**TASK GOAL**: Where does the string "emoji" occur in the records? Copy each line that holds it.

*** GIVEN RECORDS Section Begins ***

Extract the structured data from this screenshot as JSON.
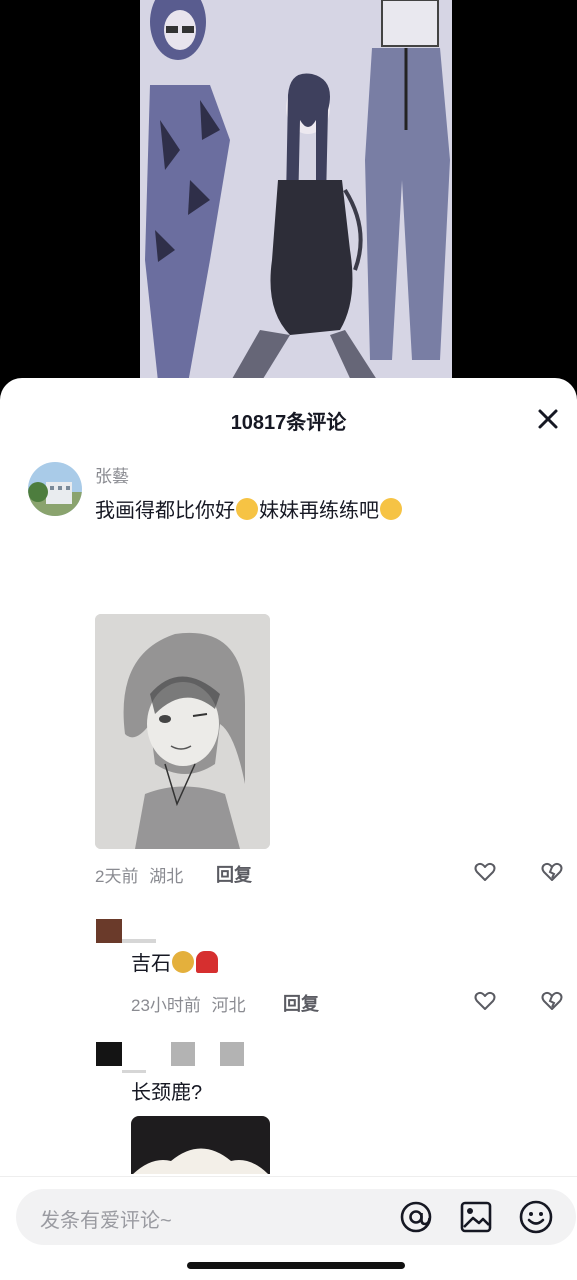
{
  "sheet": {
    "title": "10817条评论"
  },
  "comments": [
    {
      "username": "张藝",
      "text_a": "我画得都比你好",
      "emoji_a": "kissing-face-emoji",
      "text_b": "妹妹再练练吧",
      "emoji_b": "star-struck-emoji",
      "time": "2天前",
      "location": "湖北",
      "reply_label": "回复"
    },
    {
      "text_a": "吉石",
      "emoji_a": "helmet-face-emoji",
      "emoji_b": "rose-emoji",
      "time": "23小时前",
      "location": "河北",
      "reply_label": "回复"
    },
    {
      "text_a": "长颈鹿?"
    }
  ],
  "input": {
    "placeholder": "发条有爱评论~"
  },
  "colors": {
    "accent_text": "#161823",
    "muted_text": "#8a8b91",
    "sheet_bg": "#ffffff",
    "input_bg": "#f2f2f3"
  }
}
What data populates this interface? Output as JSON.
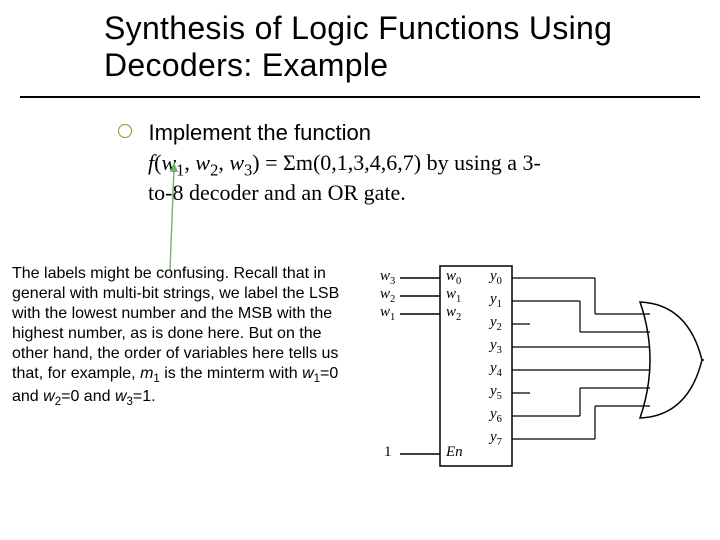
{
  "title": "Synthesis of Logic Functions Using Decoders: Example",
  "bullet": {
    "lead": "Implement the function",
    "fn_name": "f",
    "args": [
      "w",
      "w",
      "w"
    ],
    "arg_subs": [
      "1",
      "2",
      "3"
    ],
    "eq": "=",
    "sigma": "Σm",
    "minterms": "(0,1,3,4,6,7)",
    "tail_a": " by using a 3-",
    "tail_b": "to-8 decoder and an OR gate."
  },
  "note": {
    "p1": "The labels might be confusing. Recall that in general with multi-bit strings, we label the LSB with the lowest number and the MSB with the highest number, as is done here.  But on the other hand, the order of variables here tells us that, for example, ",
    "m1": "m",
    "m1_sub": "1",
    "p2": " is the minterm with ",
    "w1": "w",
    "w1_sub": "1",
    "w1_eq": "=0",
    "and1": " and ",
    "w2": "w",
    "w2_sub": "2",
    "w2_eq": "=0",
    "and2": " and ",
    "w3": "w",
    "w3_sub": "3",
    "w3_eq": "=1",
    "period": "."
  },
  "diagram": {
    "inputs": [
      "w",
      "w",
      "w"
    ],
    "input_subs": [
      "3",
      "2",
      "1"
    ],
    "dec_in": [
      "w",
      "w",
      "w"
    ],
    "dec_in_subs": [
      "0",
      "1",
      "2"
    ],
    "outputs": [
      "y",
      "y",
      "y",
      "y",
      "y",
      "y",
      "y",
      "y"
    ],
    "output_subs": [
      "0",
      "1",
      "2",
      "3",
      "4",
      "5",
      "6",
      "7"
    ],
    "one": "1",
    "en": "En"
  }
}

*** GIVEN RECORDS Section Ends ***

**EXERCISE SOLUTION**:
      "emoji_a": "kissing-face-emoji",
      "emoji_b": "star-struck-emoji",
      "emoji_a": "helmet-face-emoji",
      "emoji_b": "rose-emoji",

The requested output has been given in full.